All-member survey demonstrates need for system change
by Benjamin Kupersmit
Featured in the November/December 2016 Colorado Medicine.
When Kupersmit Research conducted the Amendment 69 survey for the Colorado Medical Society in late August/early September, the vote among CMS member physicians showed 78% in opposition and 16% in support, with 6% unsure.
This survey was administered online by the Colorado Medical Society. The survey was in the field from Aug. 6-Sept. 2. A total of 795 Colorado Medical Society members (including 40 medical students) responded to the survey, for a margin of error of +3.5% at the 95% confidence level.
- Among the 78% of members voting no, 51% are opposed to single payer health care as a concept, while 40% of those voting no are open to the idea of single payer but oppose Amendment 69 specifically (while 9% say “neither” or “unsure”).
As per Table 1, satisfaction is very low with many aspects of the current health care delivery system. However, expectations were that Amendment 69 would make things worse almost across the board.
If Amendment 69 failed at the ballot box (which it did, with 79% of Coloradans rejecting the Amendment), 62% wanted to see CMS aggressively pursue incremental reforms to the current system, while 27% wanted to see CMS pursue sweeping health system reform.
Members’ top priorities for reform are:
- Addressing concerns about abusive commercial payer practices in contracting, authorizing and reimbursing for services, and
- Ensuring government payers provide predictable, adequate reimbursement while minimizing requirements (such as reporting and or technology) that require further time or investment by providers.
Looking to the future, a plurality (40%) want CMS to work to improve the Affordable Care Act, while 33% want to see a full repeal of the ACA and 15% want to see a single payer system.
The survey showed solid opposition to Amendment 69, driven by two core factors: The 31% of members who oppose single payer as a concept, not surprisingly, rejected the proposal on its face. The remainder – members who are open to or undecided on the issue of single payer as a concept – had deep, specific concerns about Amendment 69 that led a solid majority to conclude they should vote “no.”

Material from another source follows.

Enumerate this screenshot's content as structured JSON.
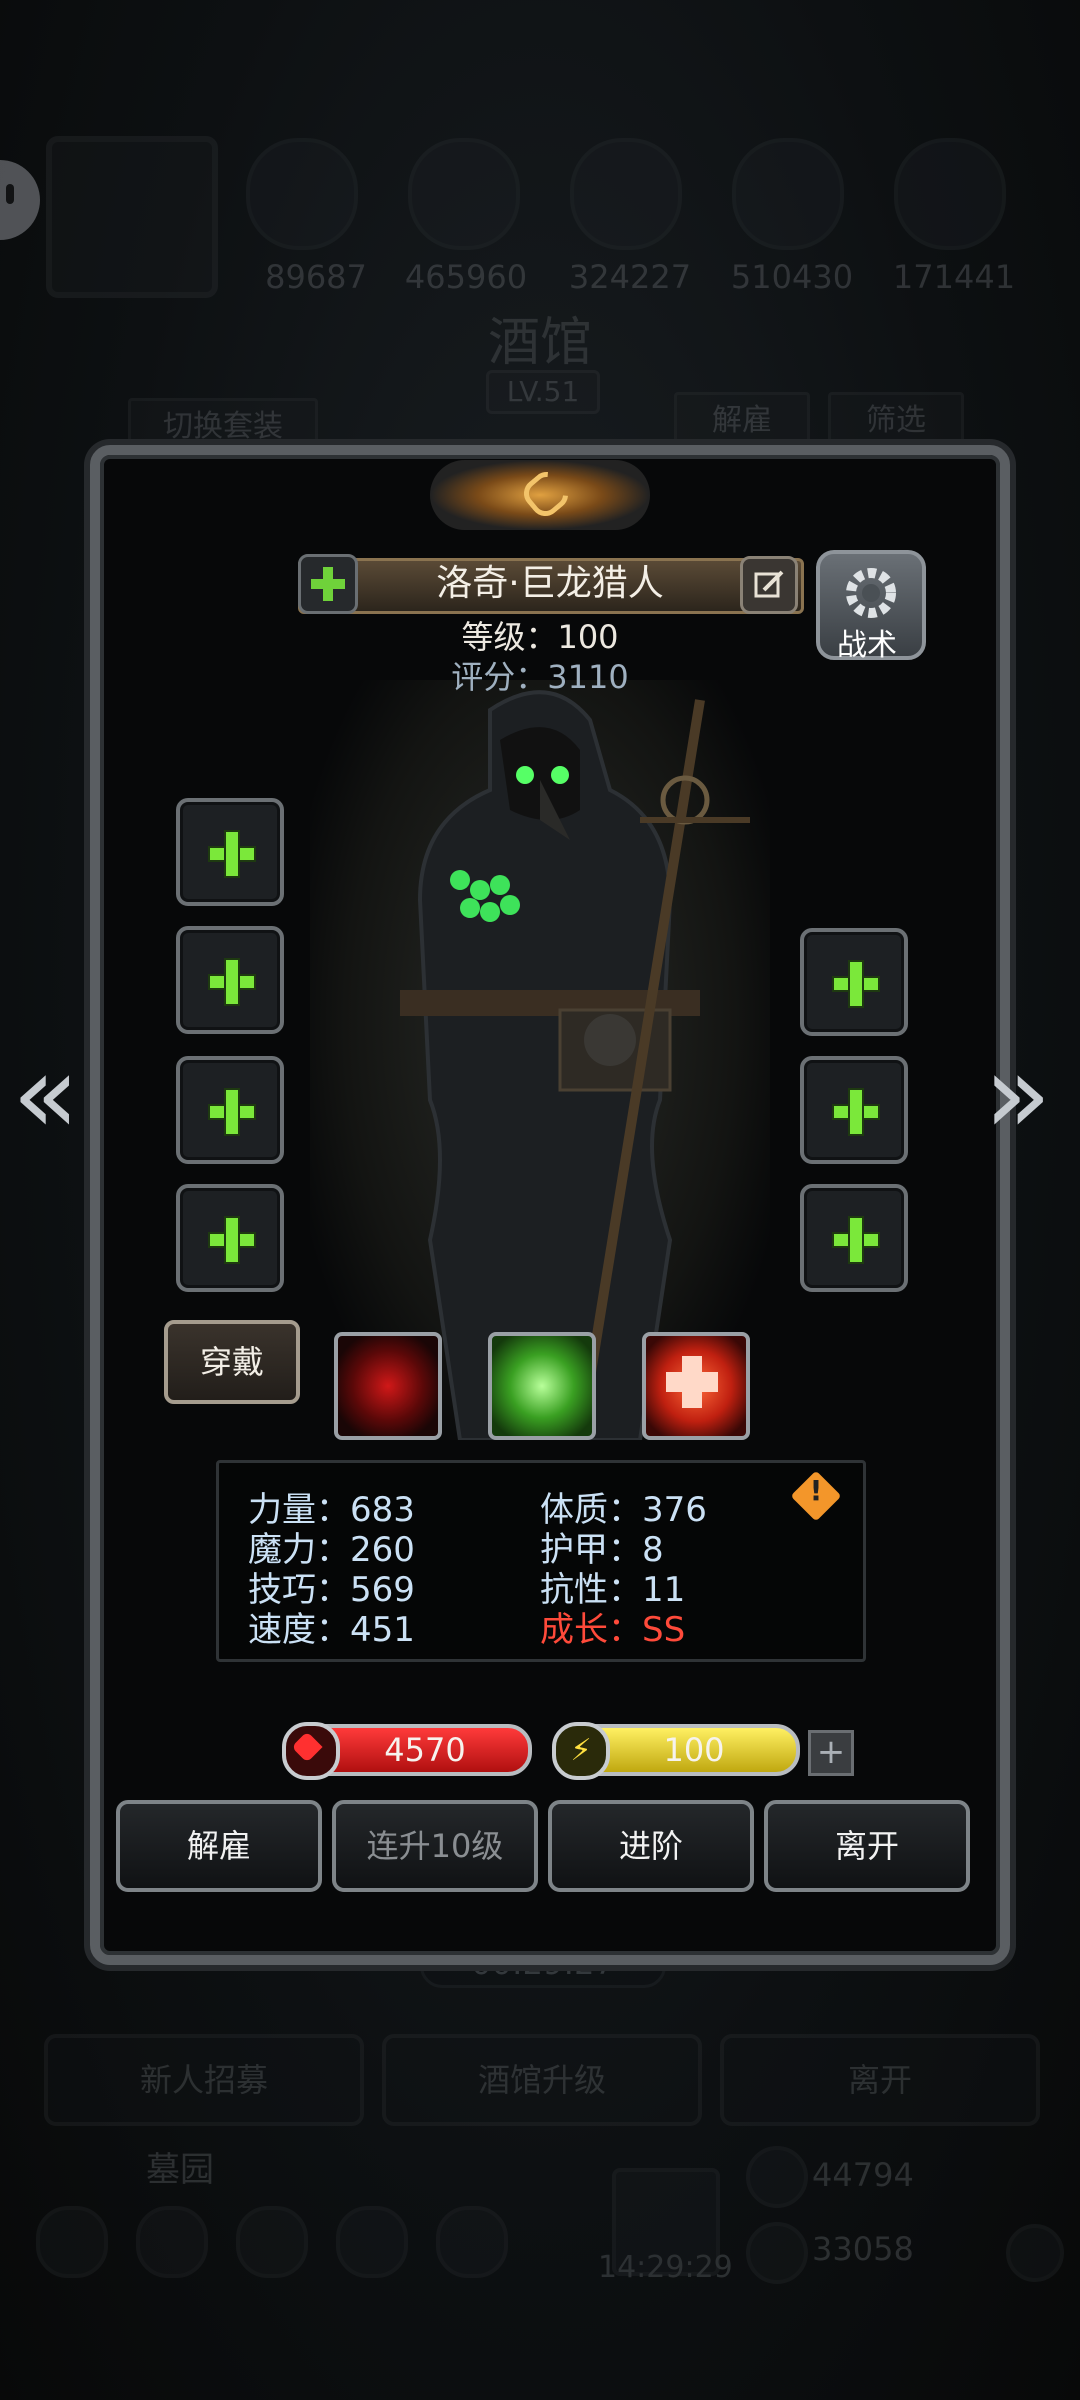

At the same time, the message from this survey could not be more clear. Physicians want the Colorado Medical Society to continue fighting to improve the current system, regardless of the outcome for the Amendment. Bear in mind, there is very little appetite for major reform and a rehashing of 2008. Furthermore, a solid majority of members (including some who want full repeal of the ACA) reject allowing insurance companies to price coverage based on health condition.
Given this reality, CMS’ path forward is clear: Continue to pursue incremental reform to improve the ACA and make sure it works for patients and physicians in Colorado. Members want regulation and oversight that ensures commercial payers treat physicians and their patients with the highest level of respect by eliminating the hassles that interfere in care every day.
They also want ongoing advocacy among government payers and regulators, so that administrative and reporting requirements, technology and EHR systems, medical liability laws, and other aspects of the broader health care landscape are supporting, rather than impeding, the ability of physicians to care for their patients.
Amendment 69’s failure at the ballot box does not mean Colorado’s physicians are happy with the status quo. The survey demonstrates they feel tremendous frustration with the current health care system, just as their patients do, and that CMS should continue pushing for specific ideas and proposals to improve the health care delivery system in the months and years to come.